Top of The records
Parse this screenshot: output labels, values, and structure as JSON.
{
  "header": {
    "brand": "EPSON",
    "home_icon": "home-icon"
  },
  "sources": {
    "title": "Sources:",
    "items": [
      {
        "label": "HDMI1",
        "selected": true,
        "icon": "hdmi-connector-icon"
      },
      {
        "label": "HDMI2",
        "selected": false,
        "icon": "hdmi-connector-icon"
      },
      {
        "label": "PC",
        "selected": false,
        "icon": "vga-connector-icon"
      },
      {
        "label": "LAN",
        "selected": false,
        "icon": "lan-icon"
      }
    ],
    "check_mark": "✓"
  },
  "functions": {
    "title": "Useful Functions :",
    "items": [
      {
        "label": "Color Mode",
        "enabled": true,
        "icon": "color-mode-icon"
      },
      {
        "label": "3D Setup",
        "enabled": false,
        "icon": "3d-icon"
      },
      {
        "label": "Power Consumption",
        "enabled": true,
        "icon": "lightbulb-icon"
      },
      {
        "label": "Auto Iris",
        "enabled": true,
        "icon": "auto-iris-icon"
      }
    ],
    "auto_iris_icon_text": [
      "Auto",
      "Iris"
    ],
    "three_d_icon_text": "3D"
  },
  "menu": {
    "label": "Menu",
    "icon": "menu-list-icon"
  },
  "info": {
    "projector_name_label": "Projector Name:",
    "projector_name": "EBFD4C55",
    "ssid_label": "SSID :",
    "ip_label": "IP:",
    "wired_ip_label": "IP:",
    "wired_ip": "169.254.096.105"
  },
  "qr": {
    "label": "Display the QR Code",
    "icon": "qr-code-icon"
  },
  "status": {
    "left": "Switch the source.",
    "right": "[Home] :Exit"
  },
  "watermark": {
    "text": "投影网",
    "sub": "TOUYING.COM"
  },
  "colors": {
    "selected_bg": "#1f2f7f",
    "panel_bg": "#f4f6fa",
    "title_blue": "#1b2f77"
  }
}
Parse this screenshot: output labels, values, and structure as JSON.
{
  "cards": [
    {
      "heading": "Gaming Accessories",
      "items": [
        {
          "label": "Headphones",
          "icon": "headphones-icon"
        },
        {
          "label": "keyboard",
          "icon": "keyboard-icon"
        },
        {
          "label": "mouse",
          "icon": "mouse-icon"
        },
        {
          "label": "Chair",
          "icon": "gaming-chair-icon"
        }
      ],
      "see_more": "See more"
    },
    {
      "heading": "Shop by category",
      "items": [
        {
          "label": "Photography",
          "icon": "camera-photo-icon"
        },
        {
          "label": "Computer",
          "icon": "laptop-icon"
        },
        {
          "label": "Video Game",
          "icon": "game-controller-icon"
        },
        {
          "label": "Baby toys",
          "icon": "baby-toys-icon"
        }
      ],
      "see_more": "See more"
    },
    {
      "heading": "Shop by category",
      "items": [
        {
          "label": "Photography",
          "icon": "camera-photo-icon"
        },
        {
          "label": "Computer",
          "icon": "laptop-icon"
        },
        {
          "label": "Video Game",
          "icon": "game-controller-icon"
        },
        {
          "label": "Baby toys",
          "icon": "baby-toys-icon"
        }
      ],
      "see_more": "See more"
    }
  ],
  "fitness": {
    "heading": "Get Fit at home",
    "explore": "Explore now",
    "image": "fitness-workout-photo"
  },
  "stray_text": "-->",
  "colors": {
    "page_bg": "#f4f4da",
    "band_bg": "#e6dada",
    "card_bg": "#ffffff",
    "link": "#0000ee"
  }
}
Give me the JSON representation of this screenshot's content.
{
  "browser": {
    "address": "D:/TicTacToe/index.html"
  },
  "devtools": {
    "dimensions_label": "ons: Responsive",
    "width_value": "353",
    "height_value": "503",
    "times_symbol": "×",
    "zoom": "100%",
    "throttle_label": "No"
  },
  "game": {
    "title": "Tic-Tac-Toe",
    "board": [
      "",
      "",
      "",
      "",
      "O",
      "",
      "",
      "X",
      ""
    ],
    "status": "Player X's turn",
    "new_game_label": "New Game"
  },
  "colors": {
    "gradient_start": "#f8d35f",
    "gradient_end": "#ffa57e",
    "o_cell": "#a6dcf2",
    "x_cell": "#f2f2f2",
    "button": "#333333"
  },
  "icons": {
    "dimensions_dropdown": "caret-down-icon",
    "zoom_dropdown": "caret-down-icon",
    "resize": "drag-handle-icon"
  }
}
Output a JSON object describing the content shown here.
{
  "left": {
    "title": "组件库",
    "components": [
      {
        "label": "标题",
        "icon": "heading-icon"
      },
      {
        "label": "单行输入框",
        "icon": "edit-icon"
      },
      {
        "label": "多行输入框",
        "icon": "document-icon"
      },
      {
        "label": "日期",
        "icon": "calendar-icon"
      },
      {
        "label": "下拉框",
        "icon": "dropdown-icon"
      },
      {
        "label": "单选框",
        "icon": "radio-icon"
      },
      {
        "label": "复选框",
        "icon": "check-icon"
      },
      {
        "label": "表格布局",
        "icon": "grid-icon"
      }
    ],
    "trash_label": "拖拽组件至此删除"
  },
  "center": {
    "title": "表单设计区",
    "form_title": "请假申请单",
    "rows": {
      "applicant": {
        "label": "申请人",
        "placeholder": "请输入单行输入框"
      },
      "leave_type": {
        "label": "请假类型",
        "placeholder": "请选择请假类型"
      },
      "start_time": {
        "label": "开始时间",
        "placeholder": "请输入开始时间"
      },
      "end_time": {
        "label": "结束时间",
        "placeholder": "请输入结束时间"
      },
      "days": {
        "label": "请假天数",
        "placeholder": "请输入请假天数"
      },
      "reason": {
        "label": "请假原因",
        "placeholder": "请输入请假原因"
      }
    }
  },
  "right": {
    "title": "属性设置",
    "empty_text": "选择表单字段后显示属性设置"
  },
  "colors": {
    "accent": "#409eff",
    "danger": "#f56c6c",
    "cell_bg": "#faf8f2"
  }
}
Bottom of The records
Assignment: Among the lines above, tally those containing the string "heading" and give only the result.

Solution: 5